6. Connect with people who understand when you can’t find anything to laugh about
5. Be responsible and keep the future in mind
4. When the future’s secure, play and be irresponsible
3. Don’t do anything that doesn’t make you happy or lead to happiness
2. Stay away from those who suck your energy with nothing in return

Finally, the most important (and constantly on my mind):

1. Discover a lifestyle that gives you meaning and fuck the haters

Facebook’s been annoying people lately, but it’s still an important way to promote yourself and your music. These do’s and don’ts of Facebook marketing are geared towards musicians, but they really can apply to any business or product.

DON’T tell your fans what to do

Have you ever been solicited with “Vote for us to be the #1 band on (insert site here)!!!” or “Listen to our new EP and follow us on Twitter!” It gets annoying. Many bands and musicians make this mistake because they believe that the best way to get people to listen is to advertise like it’s the 1950s. Unfortunately, that won’t work anymore, and the most successful bands find ways to connect to their audiences FIRST, and then use those connections to promote more effectively.

DO Share Your Journey With Your Fans

The better way to promote is to present information similar to how you would your life to a friend. Let your fans know what you’re up to (writing, recording, music video, etc), don’t shout it at them. Provide content they will enjoy and make them want to be active in promoting your music. If you want them to vote for you on some blog or magazine competition, make a request, not a demand, and make it seem like they would be contributing to your success and ability to make more awesome music.

Ideas For Content:

Marketing Plan Tactics For Independent Musicians Part 3: Content Is King

DON’T Require “Likes” To Unlock Your Songs

Of all the sins committed on Facebook, this one irks me the most. At best you have a “like” that may or may not be attached to an actual fan (they won’t know until they listen to your music) and at worst, you lost a potential fan because they decided it wasn’t worth the “like.” It may seem like a good idea on the surface, but requiring someone who isn’t yet a fan to do something is likely to end up in fewer fans. If they like your music, they’ll like your page.

DO Request Emails For Track Downloads
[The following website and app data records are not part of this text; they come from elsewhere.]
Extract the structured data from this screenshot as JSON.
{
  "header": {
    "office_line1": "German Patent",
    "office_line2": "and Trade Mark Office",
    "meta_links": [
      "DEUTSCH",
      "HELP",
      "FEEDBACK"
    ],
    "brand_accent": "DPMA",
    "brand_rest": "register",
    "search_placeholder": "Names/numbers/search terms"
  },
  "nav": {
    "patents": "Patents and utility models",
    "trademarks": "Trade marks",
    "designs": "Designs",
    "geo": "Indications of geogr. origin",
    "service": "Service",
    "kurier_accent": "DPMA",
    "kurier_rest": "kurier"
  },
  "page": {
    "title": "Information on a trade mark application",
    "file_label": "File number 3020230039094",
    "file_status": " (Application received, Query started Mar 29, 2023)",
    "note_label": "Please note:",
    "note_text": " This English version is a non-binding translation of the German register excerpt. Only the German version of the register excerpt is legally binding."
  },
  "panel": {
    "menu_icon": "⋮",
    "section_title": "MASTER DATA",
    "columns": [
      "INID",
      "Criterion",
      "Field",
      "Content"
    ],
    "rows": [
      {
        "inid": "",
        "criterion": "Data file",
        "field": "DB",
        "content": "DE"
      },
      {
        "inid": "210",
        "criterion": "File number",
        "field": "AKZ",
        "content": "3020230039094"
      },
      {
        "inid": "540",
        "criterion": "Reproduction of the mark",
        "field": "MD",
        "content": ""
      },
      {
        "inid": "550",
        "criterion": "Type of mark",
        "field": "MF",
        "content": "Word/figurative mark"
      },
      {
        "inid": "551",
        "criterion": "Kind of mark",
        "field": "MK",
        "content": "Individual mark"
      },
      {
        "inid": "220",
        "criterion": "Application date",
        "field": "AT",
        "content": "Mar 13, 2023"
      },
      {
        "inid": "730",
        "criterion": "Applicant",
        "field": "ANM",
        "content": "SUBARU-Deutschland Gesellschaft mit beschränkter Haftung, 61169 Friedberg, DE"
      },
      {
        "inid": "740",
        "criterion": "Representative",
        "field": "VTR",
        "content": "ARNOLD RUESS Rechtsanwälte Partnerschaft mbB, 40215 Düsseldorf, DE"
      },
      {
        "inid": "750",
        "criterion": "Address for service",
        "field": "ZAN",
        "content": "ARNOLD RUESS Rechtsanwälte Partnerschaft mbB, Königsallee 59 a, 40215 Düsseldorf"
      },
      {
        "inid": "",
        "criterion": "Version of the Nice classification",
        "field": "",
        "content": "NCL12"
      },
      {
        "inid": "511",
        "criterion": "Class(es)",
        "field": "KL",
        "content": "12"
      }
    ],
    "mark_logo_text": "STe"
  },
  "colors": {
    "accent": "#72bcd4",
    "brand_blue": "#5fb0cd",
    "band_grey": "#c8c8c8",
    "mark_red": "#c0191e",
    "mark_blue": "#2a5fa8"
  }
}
If someone is looking to download your music, they’re already a fan. You have something they want and you can use that leverage to get something valuable from them. Emails are incredibly important, especially for bands who are taking the DIY approach. They allow you to target your fans specifically for shows or promotions or even exclusive content. By all means, still put a price on your music – someone may prefer to pay $1 rather than give out their email – but make sure there is at least one song available for download in exchange for an email (make it a single, not an album cut).


Bandcamp is great for this. As is Topspin.

DON’T Rely On Likes Alone

Likes are not a great representation of how many fans a band actually has. For example, a percentage are likely from friends and family of the band (who may not actually listen to the music), from people who listened to a song and then forgot about you, or from people who are interested in the music, but don’t take initiative when it comes to spreading the word.

DO Look At Stats

Facebook did a great thing for bands and businesses when they added the “reach” and other stats to pages. If you can get people talking about you, that’s a sign you are gaining popularity and a fan base. Try to get as high a ratio of “talking about this” to “likes” as possible. Those are your true fans. You can count on these people to share your content and reach people who might not have heard of you yet. Facebook keeps track of both the people talking about you and how far their posts reach.

Get Started:

Understanding “Talking About This”

100 Ways To Promote Your Band

Seth Godin Agrees

What do you do to keep your presence on Facebook interesting?